The initiative by the Organization of American States chief serves his own personal gain, Moscow says
Russia's Embassy in Washington has suggested that the Organization of American States (OAS) should find a new leader, after Secretary General Luis Almagro voiced support for an international tribunal on Moscow's military action in Ukraine.
"With such comments, the international official is clearly seeking the support of his masters from Washington in the context of the OAS internal investigation in his regard," the embassy wrote on its official Telegram channel on Friday.
On Thursday, Almagro posted a series of pictures on Twitter of him meeting with Ukrainian Prosecutor General Andrey Kostin and Ambassador Oksana Markarova. He accompanied the post by expressing his support for the creation of a "Special Tribunal for the crime of aggression committed by Russian forces in Ukraine."
Almagro, 59, has headed the OAS since 2015, but is currently facing an internal investigation for allegedly violating the organization's code of ethics by having a relationship with a staffer two decades his junior. Under OAS rules, employees are forbidden from having intimate relationships with co-workers that may interfere with their duties or disadvantage other colleagues. Any managers who enter such relations must back out of roles that could benefit the other individual.
The embassy pointed out that Almagro had never made any attempt to "condemn the crimes of the nationalist 'Maidan' authorities" or criticize their "incessant shellings of Donetsk and other cities of Donbass" which claimed the lives of civilians.
The Russian diplomatic mission accused the secretary general of bringing a potential conflict into his region with a "proactive Russophobic position" and trying to push his personal opinion as that of the entire OAS, which includes most governments of North and South America and the Caribbean.
The OAS was initially founded in 1948 and intended to bolster solidarity and cooperation among member states. However, under Almagro's leadership, the organization, headquartered in Washington, DC, has faced accusations of serving North American interests at the expense of the countries of Latin America and the Caribbean.

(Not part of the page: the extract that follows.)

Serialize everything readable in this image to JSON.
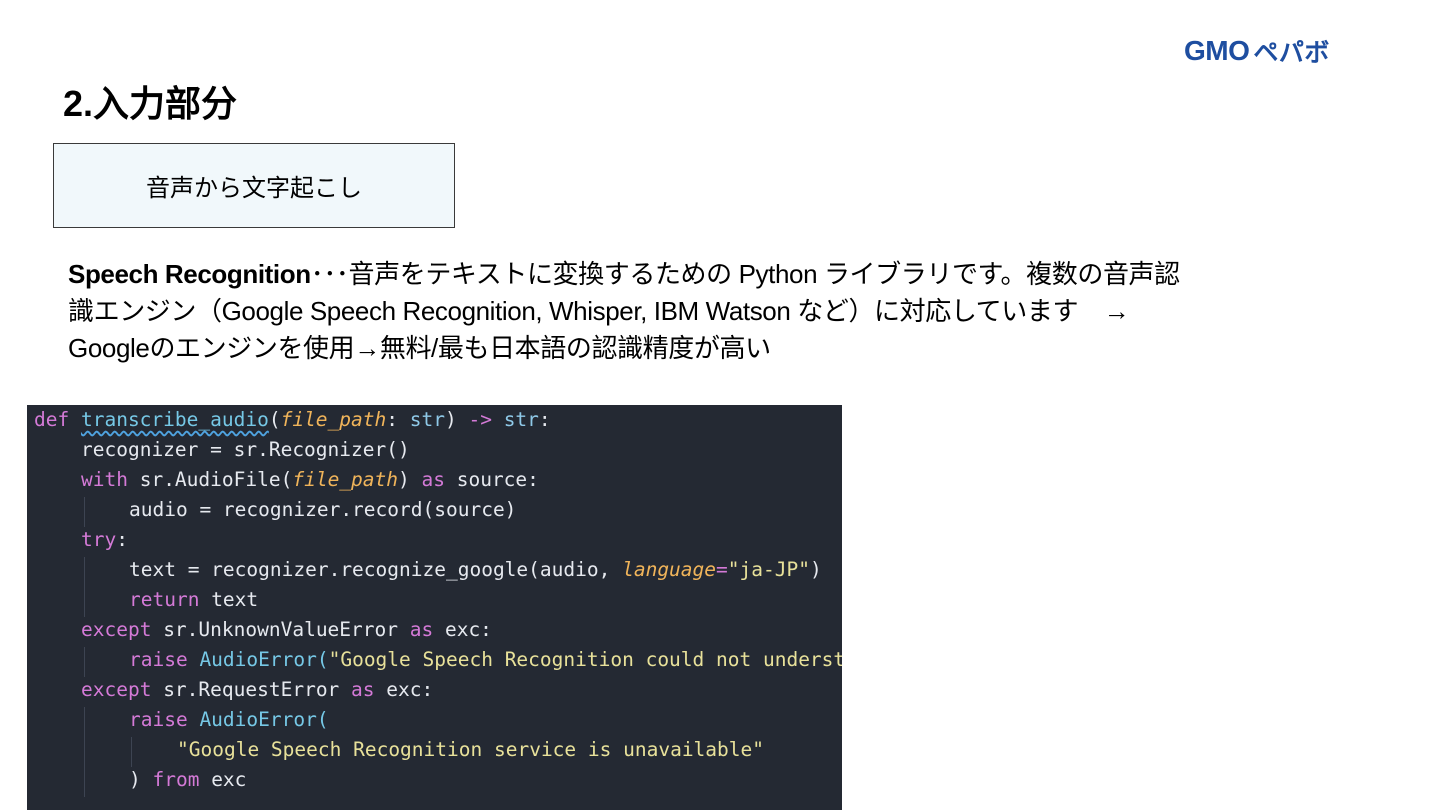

The Russian embassy urged Almagro to instead focus on issues that are more important to his bloc, such as migration, the post-COVID economic recovery, and the fight against organized crime and drug trafficking.